The English Department annually sponsors and co-sponsors significant contemporary writers and scholars, often winners of Pulitzer Prizes, MacArthur "genius grants," National Book Awards and various other honors.
All writers brought to campus work with students personally; all public presentations are free. For more information, please email Kathy Barton at firstname.lastname@example.org or call 704-894-2254.
About Cynthia Lewis
Cynthia Lewis is the Charles A. Dana Professor of English at Davidson College, where she has been teaching Shakespeare, Renaissance literature, and creative nonfiction since 1980. She has published numerous articles and two books on Shakespeare and his contemporaries, the latest just out: "'The game’s afoot': A Sports Lover’s Introduction to Shakespeare." Her creative nonfiction ranges in focus from American culture to personal essays and has been published in such venues as the Hudson Review, New Letters, the Antioch Review, Southern Cultures, the Massachusetts Review, and Charlotte Magazine. Four of her essays have been cited as a “Notable Essay” in the Best American Essays series between 2006 and 2016. Her essay "Return Engagement: The Haunting of Hamlet and Dale Earnhardt, Jr." won Shenandoah’s Thomas Carter Essay Prize for 2016, and another essay, "Body Doubles," was awarded the 2017 Meringoff Prize for nonfiction by the Association of Literary Scholars, Critics, and Writers.

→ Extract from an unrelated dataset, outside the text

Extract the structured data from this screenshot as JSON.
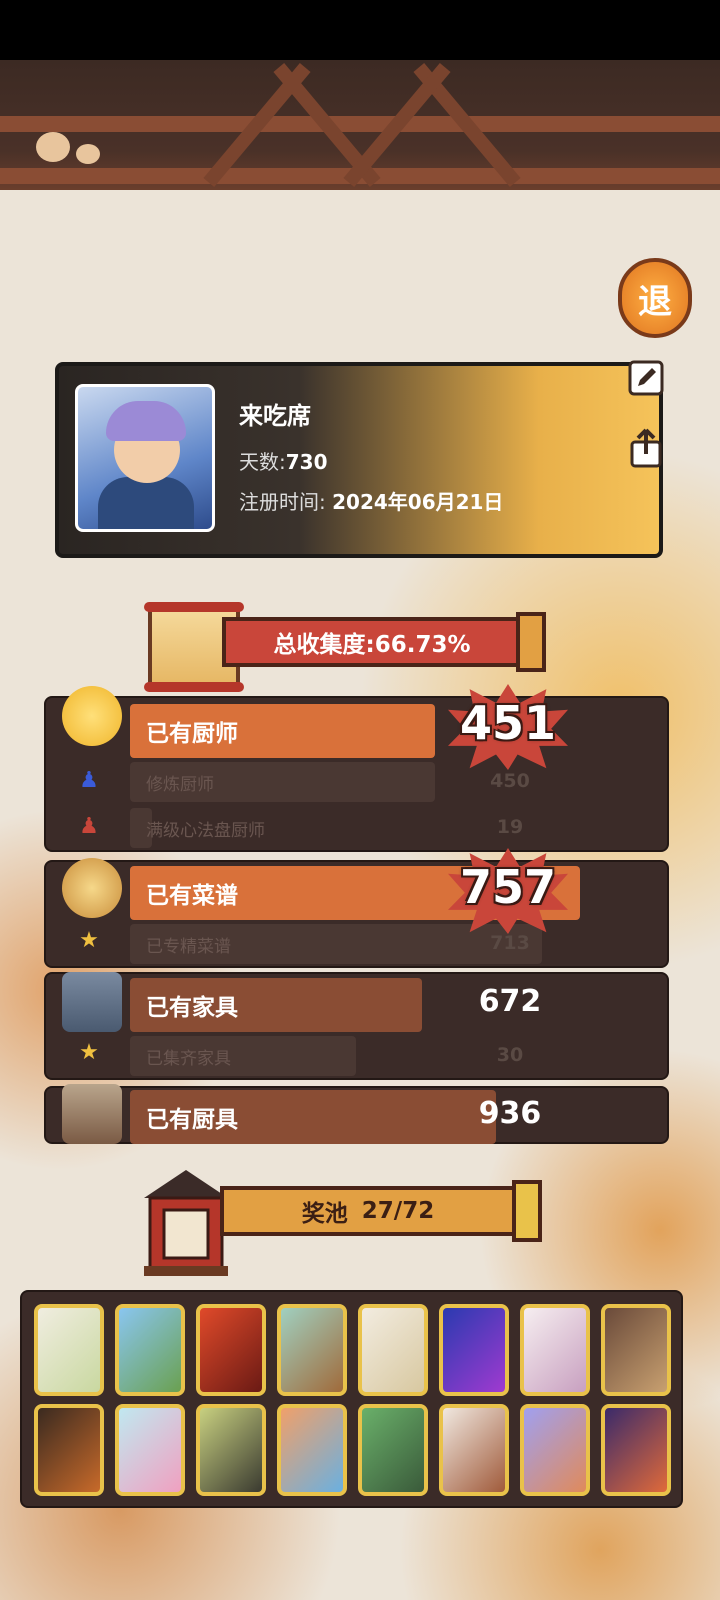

About Andrew Rippeon
Andrew Rippeon is a Visiting Assistant Professor in the Writing Program at Davidson College, and is the founder of the Davidson College Letterpress Lab. Prior to joining the faculty at Davidson, Rippeon founded and directed the Alexander Hamilton Press at Hamilton College (NY). In his critical practice, Rippeon works at the intersections between sound studies, print-material culture, and recent and contemporary American literature, with a focus on poetry and poetics. Recent and forthcoming critical works include essays and chapters on the Barbadian poet Kamau Brathwaite, sound-media and poetics in the early decades of the twentieth century, overlaps between typewriter and Twitter poetics and politics from the late 60s to the present, and the poet Larry Eigner and his audio-visual media consumption. Rippeon's scholarly edition of letters between Larry Eigner and his first major publisher, Jonathan Williams, is forthcoming from the University of Alabama Press in Fall 2019. As a poet and printer, Rippeon is interested in activating the archives of knowledge, text, and experience that flicker just beyond recognition in our daily lives. Formerly the editor of the poetics journal P-Queue and the chapbook series QUEUE (207 - 2011), Rippeon will read work from his books "Priest," "Porches," "Sampler," and his current work-in-progress, "Spirit Duplicator."
Corey Marks is the author of "Renunciation," a National Poetry Series selection, and "The Radio Tree," winner of the Green Rose Prize. His poems have appeared in New England Review, the Paris Review, Ploughshares, the Threepenny Review, TriQuarterly, and the Virginia Quarterly Review. He’s received a fellowship from the National Endowment for the Arts, the Natalie Ornish Prize from the Texas Institute for Letters, and the Bernard F. Conners Prize from the Paris Review. A University Distinguished Teaching Professor at University of North Texas in Denton, he directs the creative writing program for the Department of English.
Corey will read poems from his two collections as well as some new work.
Lan Samantha Chang is the author of two novels, "All Is Forgotten, Nothing Is Lost" and "Inheritance," and a story collection, "Hunger." "Hunger" was a finalist for a Los Angeles Times Book Award and the winner of the Southern Review Fiction Prize. "Inheritance" won the PEN/Beyond Margins Prize for the Novel. Samantha’s short stories have appeared in The Atlantic Monthly, Plough shares, and The Best American Short Stories. She also received fellowships from the American Library in Paris, the Radcliffe Institute, the National Endowment for the Arts and the John Simon Guggenheim Foundation. She has taught fiction writing at Stanford University, where she was a Wallace Stegner Fellow, and at the MFA Program for Writing at Warren Wilson College. She lives in Iowa City, Iowa, where she is Elizabeth M. Stanley Professor of the Arts and Director of the Iowa Writers’ Workshop at the University of Iowa.